The top-tier bank stress test results are still in the lab, but the doctors at Treasury will see the patients Wednesday, and the results will be released to the extended family after the markets close Thursday. Whether or not Citigroup, Bank of America, Wells Fargo, PNC, or other institutions will need more capital, remains to be seen. The unattributed reports were flying about $10 billion needed here and there; Treasury not needing to go back to Congress for more money; and about banks and regulators arguing about the true meaning of balance sheets.

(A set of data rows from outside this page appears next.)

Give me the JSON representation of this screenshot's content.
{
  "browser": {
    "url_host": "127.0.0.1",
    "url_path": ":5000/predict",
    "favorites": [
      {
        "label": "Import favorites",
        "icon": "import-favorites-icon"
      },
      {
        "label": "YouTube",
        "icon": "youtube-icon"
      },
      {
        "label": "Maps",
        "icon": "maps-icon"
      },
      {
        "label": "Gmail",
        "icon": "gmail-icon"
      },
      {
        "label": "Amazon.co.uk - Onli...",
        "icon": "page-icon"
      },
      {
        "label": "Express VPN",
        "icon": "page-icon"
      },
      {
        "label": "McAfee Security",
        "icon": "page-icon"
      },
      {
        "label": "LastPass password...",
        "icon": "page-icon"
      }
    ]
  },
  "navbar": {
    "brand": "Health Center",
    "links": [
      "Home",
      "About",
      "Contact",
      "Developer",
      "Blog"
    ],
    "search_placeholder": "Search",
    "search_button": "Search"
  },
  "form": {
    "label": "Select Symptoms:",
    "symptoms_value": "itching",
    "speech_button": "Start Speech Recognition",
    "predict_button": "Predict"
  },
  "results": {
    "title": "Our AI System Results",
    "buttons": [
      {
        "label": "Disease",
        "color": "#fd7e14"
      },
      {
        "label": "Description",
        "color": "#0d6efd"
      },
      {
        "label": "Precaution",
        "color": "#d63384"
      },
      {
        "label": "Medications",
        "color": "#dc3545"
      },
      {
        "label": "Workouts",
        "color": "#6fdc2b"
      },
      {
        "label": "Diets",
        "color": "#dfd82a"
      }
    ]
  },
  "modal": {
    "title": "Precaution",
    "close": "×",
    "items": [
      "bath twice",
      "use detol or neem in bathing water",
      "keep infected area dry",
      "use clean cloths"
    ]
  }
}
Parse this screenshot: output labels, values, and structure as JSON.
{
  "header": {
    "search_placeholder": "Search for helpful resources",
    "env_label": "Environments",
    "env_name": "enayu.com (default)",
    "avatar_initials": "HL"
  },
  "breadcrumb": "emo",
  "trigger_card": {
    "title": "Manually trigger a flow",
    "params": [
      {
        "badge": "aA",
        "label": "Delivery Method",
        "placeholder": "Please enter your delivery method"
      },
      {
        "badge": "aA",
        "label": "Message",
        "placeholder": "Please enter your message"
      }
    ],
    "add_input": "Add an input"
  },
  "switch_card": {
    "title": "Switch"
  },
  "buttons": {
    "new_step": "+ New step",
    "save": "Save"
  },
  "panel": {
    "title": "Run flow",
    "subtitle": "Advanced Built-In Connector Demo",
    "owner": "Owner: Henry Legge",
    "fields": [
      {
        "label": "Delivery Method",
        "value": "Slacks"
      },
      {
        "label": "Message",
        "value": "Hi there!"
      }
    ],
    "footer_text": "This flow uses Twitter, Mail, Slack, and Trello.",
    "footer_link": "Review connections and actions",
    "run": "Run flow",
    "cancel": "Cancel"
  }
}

CreditSights has some eye-popping analysis in its May 4 “Stress Test Countdown” note. “We estimate that for Citi to preserve majority ownership there cannot be full conversion of the government’s TARP preferred equity without also expanding its exchange offer to other classes of debtholders.” Citi can hold on if it only needs “an additional $10 billion.” Under its severe scenario, “Citi could need up to an additional $20 billion of capital, even including the pro forma impact from pending preferred exchange offer,” says CreditSights. The bank’s $7.9-billion deal to sell its Japanese securities unit to Sumitomo Mitsui Banking Corp., and its Smith Barney joint venture with Morgan Stanley, could help Citi reach its capital requirements “if regulators allow the company to take credit for these pending deals.”
As for Wells, “we estimated the company could need between $18 billion to $50+ billion of additional capital in our conservative and severe scenarios,” while BofA weighs in with a $16 to $40 billion range and PNC would came out alright under in CreditSight’s conservative measure but “could still fall short based on our more severe case.”